### Website and app data records
========================================

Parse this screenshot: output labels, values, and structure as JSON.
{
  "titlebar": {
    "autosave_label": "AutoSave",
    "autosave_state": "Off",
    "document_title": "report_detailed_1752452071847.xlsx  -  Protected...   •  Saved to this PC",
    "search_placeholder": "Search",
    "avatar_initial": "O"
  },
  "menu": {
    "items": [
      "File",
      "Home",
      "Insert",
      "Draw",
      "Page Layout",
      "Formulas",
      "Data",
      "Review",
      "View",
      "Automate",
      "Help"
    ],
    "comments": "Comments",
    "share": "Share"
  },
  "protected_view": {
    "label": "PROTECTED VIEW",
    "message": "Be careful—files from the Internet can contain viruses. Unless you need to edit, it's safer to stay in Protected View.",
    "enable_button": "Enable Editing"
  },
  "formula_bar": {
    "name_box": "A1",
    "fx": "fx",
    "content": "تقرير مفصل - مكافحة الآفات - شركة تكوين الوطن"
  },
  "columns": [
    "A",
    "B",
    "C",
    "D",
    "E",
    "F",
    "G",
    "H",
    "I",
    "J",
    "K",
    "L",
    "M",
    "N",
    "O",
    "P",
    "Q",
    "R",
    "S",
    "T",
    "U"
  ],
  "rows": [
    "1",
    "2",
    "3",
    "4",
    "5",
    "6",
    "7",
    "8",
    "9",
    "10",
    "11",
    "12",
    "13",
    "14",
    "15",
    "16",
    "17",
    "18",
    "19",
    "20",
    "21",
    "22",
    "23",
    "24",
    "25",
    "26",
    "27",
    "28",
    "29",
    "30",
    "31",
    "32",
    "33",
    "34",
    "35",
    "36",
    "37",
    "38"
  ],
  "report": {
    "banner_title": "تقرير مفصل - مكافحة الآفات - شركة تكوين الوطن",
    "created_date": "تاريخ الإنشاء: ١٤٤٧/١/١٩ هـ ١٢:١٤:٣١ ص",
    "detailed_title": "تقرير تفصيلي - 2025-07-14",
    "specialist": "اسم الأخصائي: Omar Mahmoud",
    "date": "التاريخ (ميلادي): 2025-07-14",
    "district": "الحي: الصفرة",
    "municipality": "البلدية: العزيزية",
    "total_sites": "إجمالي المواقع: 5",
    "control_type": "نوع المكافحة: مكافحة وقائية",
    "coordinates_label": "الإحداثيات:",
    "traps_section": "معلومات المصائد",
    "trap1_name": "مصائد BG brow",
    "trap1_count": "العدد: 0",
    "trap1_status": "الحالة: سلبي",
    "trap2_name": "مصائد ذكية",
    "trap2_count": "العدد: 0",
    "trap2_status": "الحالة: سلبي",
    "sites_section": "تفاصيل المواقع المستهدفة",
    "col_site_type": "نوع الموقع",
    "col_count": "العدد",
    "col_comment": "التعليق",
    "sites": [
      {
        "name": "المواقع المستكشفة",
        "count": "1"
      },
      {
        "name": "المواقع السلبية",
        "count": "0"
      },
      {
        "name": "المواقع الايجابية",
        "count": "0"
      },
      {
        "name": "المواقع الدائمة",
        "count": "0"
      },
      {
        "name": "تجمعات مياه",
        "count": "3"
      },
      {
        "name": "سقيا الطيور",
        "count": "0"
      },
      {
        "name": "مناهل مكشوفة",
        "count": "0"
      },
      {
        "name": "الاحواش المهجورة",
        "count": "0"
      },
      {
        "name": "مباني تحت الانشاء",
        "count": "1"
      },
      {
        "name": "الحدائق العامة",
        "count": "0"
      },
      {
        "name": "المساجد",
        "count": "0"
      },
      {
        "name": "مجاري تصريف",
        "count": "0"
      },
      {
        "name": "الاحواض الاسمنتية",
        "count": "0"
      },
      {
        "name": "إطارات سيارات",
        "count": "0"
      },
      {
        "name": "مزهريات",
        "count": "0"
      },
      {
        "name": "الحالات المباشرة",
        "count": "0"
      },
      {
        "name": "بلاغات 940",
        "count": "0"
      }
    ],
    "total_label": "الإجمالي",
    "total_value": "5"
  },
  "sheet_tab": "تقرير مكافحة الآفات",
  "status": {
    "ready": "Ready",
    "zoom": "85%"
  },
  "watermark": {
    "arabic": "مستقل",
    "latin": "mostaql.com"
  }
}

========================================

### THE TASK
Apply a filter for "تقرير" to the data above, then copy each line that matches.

### SOLUTION BELOW
    "content": "تقرير مفصل - مكافحة الآفات - شركة تكوين الوطن"
    "banner_title": "تقرير مفصل - مكافحة الآفات - شركة تكوين الوطن",
    "detailed_title": "تقرير تفصيلي - 2025-07-14",
  "sheet_tab": "تقرير مكافحة الآفات",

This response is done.